Ori is a global value investor, and he thinks it’s critical to research the country as much as the company. Great individual companies can be crushed by a bad geopolitical situation. You have to like the country as well as the company.
Objective criteria — why is Israel a great place to invest?
Stable, capitalist, pro-business, pro-investors, free market democracy. It’s the only true democracy in the region, with investor protection equal to the US (and Canada and Columbia and Ireland, etc.) and strong property rights and law. Foreign investors are appreciated and valued as partners.
Healthy and growing economy. Israel had a minimal impact from the 2008 crisis, has the strongest GDP growth of developed companies since the crisis. Low unemployment, improving credit rating, debt has declined as a percent of GDP since 2007.
Human capital and innovation. More start-ups than any country except the U.S., more Nobel prizes per capita than any other country, high rate of entrepreneurship, heavy R&D and research expense that exceeds all other countries.
Natural resource discoveries. Bonus is the big offshore gas discoveries that will bring eventual energy independence (Leviathan and Tamar, which we’ve talked bout before when Noble was being teased for their Cyprus exposure).
There are lots of companies — 600 companies on Tel Aviv exchange, more Nasdaq listed stocks than any other foreign country. Plenty of opportunity for investors.
The Tel Aviv 100 index has been flat since early 2010. So business has been going well, but the stocks are cheap.
He says that “Investing in Israel is like investing in the US, only cheaper.”
How to do it?
Buy basket of high quality stocks like the Index funds. Or some of the high quality stocks, banks, insurance, real estate.
But his specific idea is a company called Hilan Tech, which he says is the “ADP of Israel.” Great performance and dividends over the last decade. Like ADP, they do payroll processing and related HR and IT services. Ticker in Tel-Aviv is HLAN, ticker on the pink sheets is HLTEF.
It has low CAPEX, slow growth, very high customer switching costs, and it’s a cash cow.
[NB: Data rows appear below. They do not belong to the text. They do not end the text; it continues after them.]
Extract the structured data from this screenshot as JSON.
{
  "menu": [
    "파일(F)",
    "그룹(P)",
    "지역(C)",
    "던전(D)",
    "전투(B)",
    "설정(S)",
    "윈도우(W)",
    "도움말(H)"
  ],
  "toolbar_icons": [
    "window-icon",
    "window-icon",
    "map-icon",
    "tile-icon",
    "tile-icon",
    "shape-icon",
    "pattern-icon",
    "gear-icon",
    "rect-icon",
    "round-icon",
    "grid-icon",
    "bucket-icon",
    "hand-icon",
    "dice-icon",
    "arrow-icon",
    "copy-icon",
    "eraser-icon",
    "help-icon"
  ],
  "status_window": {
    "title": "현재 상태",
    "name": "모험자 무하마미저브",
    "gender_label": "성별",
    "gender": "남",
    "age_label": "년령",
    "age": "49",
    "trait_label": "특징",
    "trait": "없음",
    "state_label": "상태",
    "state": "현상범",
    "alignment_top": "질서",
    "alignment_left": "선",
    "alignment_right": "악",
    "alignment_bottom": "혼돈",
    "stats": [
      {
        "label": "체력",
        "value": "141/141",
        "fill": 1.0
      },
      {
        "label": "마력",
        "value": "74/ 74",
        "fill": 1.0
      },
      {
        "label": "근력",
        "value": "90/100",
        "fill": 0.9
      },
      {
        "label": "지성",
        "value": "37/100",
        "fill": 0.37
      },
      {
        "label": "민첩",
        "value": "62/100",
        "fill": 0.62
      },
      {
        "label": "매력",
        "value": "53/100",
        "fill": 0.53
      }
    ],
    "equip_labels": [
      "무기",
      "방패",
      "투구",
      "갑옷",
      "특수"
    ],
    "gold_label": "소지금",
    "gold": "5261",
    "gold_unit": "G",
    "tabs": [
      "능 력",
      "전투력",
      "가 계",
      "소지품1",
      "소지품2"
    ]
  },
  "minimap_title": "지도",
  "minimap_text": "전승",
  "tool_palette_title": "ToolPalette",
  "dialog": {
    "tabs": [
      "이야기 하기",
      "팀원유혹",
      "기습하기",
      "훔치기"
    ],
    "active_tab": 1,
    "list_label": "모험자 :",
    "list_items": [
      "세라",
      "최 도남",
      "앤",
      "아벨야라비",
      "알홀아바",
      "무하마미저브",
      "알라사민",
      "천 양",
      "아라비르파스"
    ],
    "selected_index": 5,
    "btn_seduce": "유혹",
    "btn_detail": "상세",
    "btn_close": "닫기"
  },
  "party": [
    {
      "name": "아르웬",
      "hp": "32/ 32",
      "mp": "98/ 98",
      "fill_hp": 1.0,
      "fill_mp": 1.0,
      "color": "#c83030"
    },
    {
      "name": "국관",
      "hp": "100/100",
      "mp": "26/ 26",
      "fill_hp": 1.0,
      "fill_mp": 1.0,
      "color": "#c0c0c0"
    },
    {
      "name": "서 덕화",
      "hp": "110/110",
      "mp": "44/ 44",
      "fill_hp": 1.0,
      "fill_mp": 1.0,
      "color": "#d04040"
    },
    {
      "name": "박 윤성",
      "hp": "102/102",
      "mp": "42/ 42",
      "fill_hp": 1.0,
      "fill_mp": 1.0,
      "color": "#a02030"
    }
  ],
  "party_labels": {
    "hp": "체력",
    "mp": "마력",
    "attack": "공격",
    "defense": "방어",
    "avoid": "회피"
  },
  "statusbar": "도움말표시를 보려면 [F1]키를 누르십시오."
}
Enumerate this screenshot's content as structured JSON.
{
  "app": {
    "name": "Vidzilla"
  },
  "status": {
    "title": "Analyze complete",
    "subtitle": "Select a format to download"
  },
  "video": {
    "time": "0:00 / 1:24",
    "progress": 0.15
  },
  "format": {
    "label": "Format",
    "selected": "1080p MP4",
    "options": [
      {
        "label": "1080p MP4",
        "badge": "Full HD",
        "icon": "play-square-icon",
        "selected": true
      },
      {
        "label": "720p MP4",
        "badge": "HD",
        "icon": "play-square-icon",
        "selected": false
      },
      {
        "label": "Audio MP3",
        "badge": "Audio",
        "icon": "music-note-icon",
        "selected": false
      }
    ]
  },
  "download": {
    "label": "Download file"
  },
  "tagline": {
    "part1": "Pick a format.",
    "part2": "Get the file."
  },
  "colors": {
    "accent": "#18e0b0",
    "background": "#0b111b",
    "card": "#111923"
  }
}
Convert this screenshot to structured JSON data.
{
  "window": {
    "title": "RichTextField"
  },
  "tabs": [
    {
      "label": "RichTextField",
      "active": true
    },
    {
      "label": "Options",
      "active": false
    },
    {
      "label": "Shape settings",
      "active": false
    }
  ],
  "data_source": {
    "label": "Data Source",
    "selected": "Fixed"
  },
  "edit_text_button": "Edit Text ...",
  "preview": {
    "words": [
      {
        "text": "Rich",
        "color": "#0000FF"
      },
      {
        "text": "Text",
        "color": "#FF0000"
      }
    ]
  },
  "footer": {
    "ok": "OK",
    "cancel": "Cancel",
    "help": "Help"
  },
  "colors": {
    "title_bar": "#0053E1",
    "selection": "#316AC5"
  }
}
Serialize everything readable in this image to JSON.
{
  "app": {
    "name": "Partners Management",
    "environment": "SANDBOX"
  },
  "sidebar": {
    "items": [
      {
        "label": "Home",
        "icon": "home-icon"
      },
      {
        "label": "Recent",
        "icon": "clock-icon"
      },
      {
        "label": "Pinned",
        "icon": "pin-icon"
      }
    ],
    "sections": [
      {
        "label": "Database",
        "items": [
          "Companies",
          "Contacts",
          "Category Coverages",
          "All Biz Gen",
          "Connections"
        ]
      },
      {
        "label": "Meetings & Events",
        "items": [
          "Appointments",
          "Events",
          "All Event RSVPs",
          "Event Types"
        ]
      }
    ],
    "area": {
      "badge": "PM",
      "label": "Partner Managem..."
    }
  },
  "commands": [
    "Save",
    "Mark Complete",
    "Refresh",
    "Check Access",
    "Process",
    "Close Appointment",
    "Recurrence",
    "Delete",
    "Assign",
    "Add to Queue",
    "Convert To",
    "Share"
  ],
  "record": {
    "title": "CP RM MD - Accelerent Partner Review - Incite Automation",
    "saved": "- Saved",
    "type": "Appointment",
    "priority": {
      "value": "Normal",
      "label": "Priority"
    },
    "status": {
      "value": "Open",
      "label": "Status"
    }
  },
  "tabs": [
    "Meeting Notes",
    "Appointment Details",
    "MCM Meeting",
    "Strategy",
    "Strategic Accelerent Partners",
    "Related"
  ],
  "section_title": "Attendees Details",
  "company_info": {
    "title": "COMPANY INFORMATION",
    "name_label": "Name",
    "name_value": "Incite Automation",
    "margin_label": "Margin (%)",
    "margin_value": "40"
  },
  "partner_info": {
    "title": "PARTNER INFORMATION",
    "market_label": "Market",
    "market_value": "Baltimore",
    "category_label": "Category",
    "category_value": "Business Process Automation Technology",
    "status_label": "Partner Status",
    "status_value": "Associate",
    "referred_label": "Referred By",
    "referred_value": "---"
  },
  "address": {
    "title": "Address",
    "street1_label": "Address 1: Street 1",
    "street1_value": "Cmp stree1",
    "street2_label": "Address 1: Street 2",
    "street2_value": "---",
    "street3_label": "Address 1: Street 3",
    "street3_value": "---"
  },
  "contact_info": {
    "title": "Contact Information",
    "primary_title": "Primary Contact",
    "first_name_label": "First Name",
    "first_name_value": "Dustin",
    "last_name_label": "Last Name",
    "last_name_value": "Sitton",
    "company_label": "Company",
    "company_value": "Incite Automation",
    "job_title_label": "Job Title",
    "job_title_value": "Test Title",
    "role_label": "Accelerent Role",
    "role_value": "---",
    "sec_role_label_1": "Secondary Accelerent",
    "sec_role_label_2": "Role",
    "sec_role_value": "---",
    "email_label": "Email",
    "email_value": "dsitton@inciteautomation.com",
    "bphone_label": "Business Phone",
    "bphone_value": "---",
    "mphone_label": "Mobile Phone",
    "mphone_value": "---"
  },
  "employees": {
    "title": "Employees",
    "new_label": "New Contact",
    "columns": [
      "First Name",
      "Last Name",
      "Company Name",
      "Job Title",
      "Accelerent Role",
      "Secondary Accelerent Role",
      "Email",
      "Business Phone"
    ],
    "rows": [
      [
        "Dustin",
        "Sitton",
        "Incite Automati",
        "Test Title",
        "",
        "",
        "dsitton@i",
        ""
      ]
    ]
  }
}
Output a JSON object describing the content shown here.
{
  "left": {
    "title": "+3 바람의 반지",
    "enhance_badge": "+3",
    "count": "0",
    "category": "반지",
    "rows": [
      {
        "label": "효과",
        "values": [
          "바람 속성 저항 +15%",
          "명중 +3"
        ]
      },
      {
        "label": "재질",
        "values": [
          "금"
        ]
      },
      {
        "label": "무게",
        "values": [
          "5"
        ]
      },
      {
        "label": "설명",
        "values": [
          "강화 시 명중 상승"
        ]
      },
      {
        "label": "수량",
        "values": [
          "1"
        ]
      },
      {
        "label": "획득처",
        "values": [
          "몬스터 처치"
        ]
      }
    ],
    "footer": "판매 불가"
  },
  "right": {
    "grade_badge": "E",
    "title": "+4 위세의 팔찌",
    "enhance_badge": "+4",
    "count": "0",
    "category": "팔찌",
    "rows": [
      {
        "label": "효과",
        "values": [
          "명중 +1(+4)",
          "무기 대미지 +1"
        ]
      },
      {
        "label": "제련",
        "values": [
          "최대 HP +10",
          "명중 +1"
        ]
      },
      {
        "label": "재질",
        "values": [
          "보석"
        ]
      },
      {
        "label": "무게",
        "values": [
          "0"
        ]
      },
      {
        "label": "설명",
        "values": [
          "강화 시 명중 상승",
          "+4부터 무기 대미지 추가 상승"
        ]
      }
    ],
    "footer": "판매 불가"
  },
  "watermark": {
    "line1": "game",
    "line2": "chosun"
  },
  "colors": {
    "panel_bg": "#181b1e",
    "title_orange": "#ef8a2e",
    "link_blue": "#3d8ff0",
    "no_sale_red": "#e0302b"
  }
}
They have 25% market share, but probably more like 50%+ of their addressable market (they don’t go after the very small businesses). They pay a high dividend, ...